By TONIA HILL
Former President Barack Obama met with young leaders Monday, April 24, at the Logan Center for the Arts, 915 E. 60th St., in his first public speaking appearance since leaving office in January.
Obama engaged in a lively discussion on the importance of civic engagement and community organizing. He was joined on stage with Chicago area young leaders, Dr. Tiffany Brown, Ramuel Figueroa, Max M. Freedman, Kelsey McClear, Harish Patel, and Ayanna Watkins.
Brown is a graduate of Chicago State University and Kenwood Academy High School; Figueroa- Undergraduate at Roosevelt University; Freedman is a student at the University of Chicago (U. of C.).
McClear is a student at Loyola University Chicago; Patel is a graduate of the University of Illinois at Chicago, and Watkins is a senior at Kenwood Academy High School, 5015 S. Blackstone Ave.
Obama said since leaving office one of his missions is to prepare the next generation to lead. He said he hopes to create pathways for young people to become leaders and to “knock down some of the barriers that are discouraging young people” from a life of service.
The core of the discussion centered on ways to engage with and involve the next generation of American leaders who Obama believes will have the drive, instinct, and ability to solve our biggest challenges.
The problems he spoke about were economic inequality, the criminal justice system, and climate change, which he said are “daunting, but they’re not insoluble.”
He pointed to political gerrymandering as the root of the problem. One that he said is causing political parties “to move further and further apart” making it that much harder to “find common ground because of money, politics, and special interests,” that lead the debates in Washington, “in ways that don’t match up with the broad majority of Americans.”
Obama spoke of his early days as a community organizer in the south side neighborhoods of Roseland, Auburn Gresham, and West Pullman and how those experiences helped to provide a foundation for him as he traversed through his political career as a state legislator, U.S. Senator, and two-term President.
After giving introductory remarks, he asked the panel about their political involvement, how to motivate and reach people from different walks of life, and what they think is keeping people from becoming more active citizens.
Watkins said she believes that awareness and access to education are essential.
“I am grateful that I have the opportunity to take courses that involve Political Science and African American studies, but not a lot of schools have that opportunity,” Watkins said. “I would say awareness is something that holds a lot of youth back from getting involved.”
Brown discussed the need to fund afterschool programs for children so that they can have access to different types of career paths.

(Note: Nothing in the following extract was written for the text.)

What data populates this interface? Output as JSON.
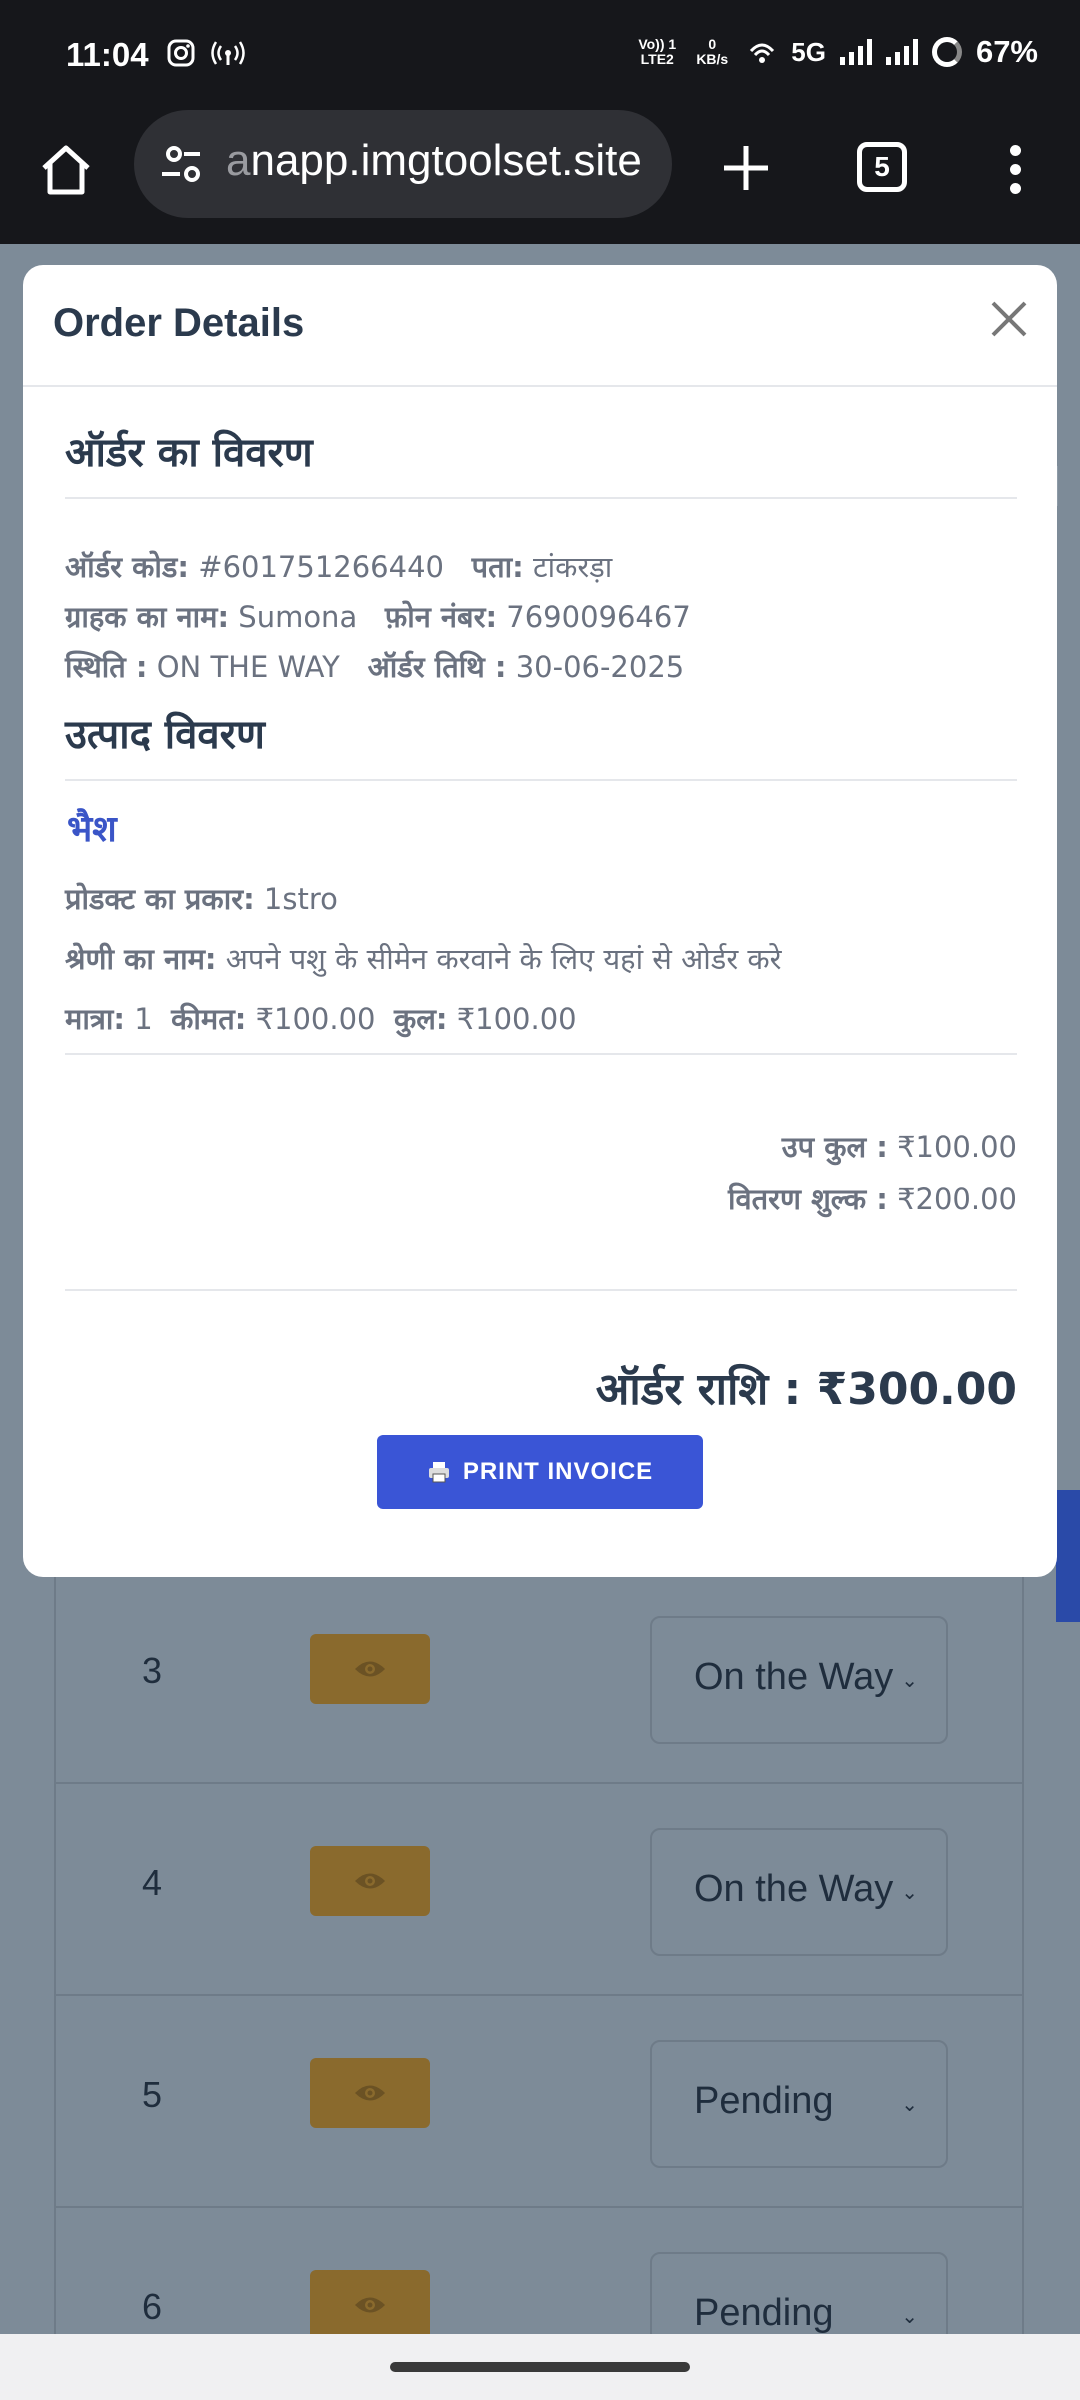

“I believe that we need to connect personal problems with public issues,” Figueroa said.
Freedman spoke of the challenges of reaching people who share different values and political ideas.
“There’s not understanding we’re not talking,” Freedman said. “It’s not just that we are reading different news we don’t talk to each other anymore. Civic engagement at some point will require a level of civility. I think the lack of results stems from the lack of understanding each other well. Somehow we are going to have to find ways bridge that.”
The panel was then allowed to ask Obama questions, the event in total lasted nearly 90 minutes.
“I am always optimistic even when things look like they’re not going the way I want and that is because of young people like this,” Obama said. “It gives you a sense of what’s possible for this country.
Watkins, the youngest member of the panel, said she was contacted last week about joining Obama for the discussion.
“The experience was great he [Obama] came in and talked with us,” Watkins said referring to his visit to the group of youth panelist before the public discussion.
She said made her feel comfortable before coming on stage.
“He’s willing to listen to the youth in Chicago,” Watkins said. “He’s willing to hear what we have to say as far as change for our younger generation. I hope he uses what we have to say and we can move forward.”
In addition to the youth panelists there were about 460 guests in the audience that included students from Harold Washington College, Malcolm X College Kennedy-King College, Columbia College, University of Chicago, Chicago State University, the University of Illinois at Chicago, Roosevelt University, Illinois Tech Institute, Northwestern University, DePaul University, and Loyola University Chicago (Arrupe College).